**EXTRACTED RECORDS:**

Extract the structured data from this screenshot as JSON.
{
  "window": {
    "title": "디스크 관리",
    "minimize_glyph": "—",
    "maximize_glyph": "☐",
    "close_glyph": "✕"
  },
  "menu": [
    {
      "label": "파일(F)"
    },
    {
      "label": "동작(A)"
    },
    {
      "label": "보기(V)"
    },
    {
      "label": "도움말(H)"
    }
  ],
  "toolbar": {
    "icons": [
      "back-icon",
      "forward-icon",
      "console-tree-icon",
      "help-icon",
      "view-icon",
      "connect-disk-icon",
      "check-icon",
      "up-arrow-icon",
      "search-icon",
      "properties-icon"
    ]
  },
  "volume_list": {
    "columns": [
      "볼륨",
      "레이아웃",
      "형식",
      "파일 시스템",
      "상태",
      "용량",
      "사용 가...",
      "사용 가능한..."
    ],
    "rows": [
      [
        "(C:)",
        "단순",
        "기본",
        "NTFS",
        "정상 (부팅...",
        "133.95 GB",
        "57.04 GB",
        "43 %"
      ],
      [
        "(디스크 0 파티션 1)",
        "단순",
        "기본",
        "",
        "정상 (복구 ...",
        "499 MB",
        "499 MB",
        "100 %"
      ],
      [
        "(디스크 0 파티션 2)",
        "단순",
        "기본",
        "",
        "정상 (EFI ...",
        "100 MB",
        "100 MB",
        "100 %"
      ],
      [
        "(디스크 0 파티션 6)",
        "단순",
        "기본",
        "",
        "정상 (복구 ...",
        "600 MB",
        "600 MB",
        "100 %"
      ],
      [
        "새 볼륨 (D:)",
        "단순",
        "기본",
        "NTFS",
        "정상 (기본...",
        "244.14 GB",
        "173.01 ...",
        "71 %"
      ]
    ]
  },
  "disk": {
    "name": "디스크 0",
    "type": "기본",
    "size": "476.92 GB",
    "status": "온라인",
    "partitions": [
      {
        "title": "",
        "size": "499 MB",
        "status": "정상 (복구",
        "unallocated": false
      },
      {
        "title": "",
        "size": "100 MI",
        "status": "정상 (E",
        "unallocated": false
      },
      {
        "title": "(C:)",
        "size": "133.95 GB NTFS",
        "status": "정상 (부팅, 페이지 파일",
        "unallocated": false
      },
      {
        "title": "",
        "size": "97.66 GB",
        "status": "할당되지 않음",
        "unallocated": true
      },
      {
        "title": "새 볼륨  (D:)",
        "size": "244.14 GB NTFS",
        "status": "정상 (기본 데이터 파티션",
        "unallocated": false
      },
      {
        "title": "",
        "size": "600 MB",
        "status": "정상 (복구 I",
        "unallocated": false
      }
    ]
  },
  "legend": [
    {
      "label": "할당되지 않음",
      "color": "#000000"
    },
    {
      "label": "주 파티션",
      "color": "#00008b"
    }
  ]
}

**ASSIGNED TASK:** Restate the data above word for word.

**RESULT FOR THIS EXERCISE:**
Extract the structured data from this screenshot as JSON.
{
  "window": {
    "title": "디스크 관리",
    "minimize_glyph": "—",
    "maximize_glyph": "☐",
    "close_glyph": "✕"
  },
  "menu": [
    {
      "label": "파일(F)"
    },
    {
      "label": "동작(A)"
    },
    {
      "label": "보기(V)"
    },
    {
      "label": "도움말(H)"
    }
  ],
  "toolbar": {
    "icons": [
      "back-icon",
      "forward-icon",
      "console-tree-icon",
      "help-icon",
      "view-icon",
      "connect-disk-icon",
      "check-icon",
      "up-arrow-icon",
      "search-icon",
      "properties-icon"
    ]
  },
  "volume_list": {
    "columns": [
      "볼륨",
      "레이아웃",
      "형식",
      "파일 시스템",
      "상태",
      "용량",
      "사용 가...",
      "사용 가능한..."
    ],
    "rows": [
      [
        "(C:)",
        "단순",
        "기본",
        "NTFS",
        "정상 (부팅...",
        "133.95 GB",
        "57.04 GB",
        "43 %"
      ],
      [
        "(디스크 0 파티션 1)",
        "단순",
        "기본",
        "",
        "정상 (복구 ...",
        "499 MB",
        "499 MB",
        "100 %"
      ],
      [
        "(디스크 0 파티션 2)",
        "단순",
        "기본",
        "",
        "정상 (EFI ...",
        "100 MB",
        "100 MB",
        "100 %"
      ],
      [
        "(디스크 0 파티션 6)",
        "단순",
        "기본",
        "",
        "정상 (복구 ...",
        "600 MB",
        "600 MB",
        "100 %"
      ],
      [
        "새 볼륨 (D:)",
        "단순",
        "기본",
        "NTFS",
        "정상 (기본...",
        "244.14 GB",
        "173.01 ...",
        "71 %"
      ]
    ]
  },
  "disk": {
    "name": "디스크 0",
    "type": "기본",
    "size": "476.92 GB",
    "status": "온라인",
    "partitions": [
      {
        "title": "",
        "size": "499 MB",
        "status": "정상 (복구",
        "unallocated": false
      },
      {
        "title": "",
        "size": "100 MI",
        "status": "정상 (E",
        "unallocated": false
      },
      {
        "title": "(C:)",
        "size": "133.95 GB NTFS",
        "status": "정상 (부팅, 페이지 파일",
        "unallocated": false
      },
      {
        "title": "",
        "size": "97.66 GB",
        "status": "할당되지 않음",
        "unallocated": true
      },
      {
        "title": "새 볼륨  (D:)",
        "size": "244.14 GB NTFS",
        "status": "정상 (기본 데이터 파티션",
        "unallocated": false
      },
      {
        "title": "",
        "size": "600 MB",
        "status": "정상 (복구 I",
        "unallocated": false
      }
    ]
  },
  "legend": [
    {
      "label": "할당되지 않음",
      "color": "#000000"
    },
    {
      "label": "주 파티션",
      "color": "#00008b"
    }
  ]
}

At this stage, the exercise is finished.